Let’s light that candle! People a Firefly Aerospace took a short break from developing a rocket recently to start an engine in honor of co-founder Max Polyakov, who turned 43 on Tuesday (June 30).
The Reaver rocket engine, in true celebratory form, was used to light candles on a large birthday cake as high-speed cameras rolled around, according to a new video. (The other intended use for the engine will be to launch small satellites to orbit at low cost, using Firefly Alpha rocket.)
“Anyone who is getting older understands that one of the most difficult problems is figuring out how to light all those damned candles on the cake,” said the other Firefly co-founder, Tom Markusic, in the video, that the company released on Twitter and YouTube. In the video, Markusic wore a multicolored birthday hat and a “Texas Rocket Science” T-shirt, a nod to Firefly’s headquarters in Cedar Park, north of Austin.
The video showed Markusic unsuccessfully attempting to light the birthday candles alone. “They melt.

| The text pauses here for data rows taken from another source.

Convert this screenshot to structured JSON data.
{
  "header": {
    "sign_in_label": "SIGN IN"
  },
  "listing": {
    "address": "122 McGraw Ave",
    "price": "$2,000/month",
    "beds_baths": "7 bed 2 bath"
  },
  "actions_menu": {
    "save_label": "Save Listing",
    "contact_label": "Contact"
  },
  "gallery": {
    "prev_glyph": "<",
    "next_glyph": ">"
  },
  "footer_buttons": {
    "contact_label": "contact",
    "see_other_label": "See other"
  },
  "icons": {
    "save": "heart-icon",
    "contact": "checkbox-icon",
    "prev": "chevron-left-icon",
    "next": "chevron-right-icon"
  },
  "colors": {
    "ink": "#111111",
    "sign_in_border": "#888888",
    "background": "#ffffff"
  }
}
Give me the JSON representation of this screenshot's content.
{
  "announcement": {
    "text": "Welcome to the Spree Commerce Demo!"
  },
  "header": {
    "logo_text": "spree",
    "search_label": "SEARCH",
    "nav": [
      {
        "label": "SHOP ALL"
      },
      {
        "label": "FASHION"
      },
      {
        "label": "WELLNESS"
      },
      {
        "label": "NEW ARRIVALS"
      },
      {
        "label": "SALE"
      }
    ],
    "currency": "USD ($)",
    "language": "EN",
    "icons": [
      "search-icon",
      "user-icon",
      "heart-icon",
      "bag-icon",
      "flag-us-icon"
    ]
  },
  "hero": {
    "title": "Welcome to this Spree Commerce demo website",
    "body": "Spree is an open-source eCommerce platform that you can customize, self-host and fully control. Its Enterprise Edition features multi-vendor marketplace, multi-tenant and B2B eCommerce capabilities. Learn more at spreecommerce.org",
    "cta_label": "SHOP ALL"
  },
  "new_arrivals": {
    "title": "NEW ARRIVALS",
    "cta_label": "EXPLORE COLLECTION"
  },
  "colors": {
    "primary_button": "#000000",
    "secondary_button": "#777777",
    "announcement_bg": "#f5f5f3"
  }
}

They burn you. It’s actually quite a difficult problem,” he said. “To solve the problem, we came up with a rather unique solution to light all the candles at once.”
Just like any rocket science problem, solving it required teamwork. The video showed the careful preparations that Firefly’s workers had prepared to prepare the cake for its special lighting. They measured the sides with a ruler and used hand signals to prepare the engine.
The video then shows a final countdown and engine start – blowing fire on the candles and the cake itself in epic slow motion videos usually used to see how a rocket engine is doing during testing.
He is the co-founder of Firefly, Dr. Max Polyakov’s Bday! @ Maxpolyakov’s passion and determination are the driving forces in the spacewalk of Firefly. We salute his “Full Attack!” attitude towards life by taking a very aggressive approach to start the birthday party! #HappyBirthdayMax pic.twitter.com/1sFI68OCSEJune 30, 2020
Was the result tasty? The team doesn’t say while sharing the charred cake, but their enthusiasm radiates anyway. “Happy birthday, Max!” they cry.
Firefly Alpha is in development for a test launch later this year, with paid flights scheduled to start in 2021 or so. The rocket is designed to send up to 2,200 pounds. (1,000 kilograms) in low Earth orbit and 600 kilograms (1,300 pounds) in synchronous solar orbit.
Firefly is also working on a more powerful launch vehicle called Beta, in addition to a Lunar Lander of Genesis compete for NASA Commercial Payar Payload Services program opportunities to support Artemis crewed missions to the moon.
The Texas-based company was founded in 2017 after a previous entity, Firefly Space Systems, filed for bankruptcy protection after a major European investor withdrew funding. Firefly officials said the withdrawal was related to Brexit, which is the gradual withdrawal of the United Kingdom from the European Union.
Follow Elizabeth Howell on Twitter @howellspace. Follow us on Twitter @Spacedotcom and on Facebook.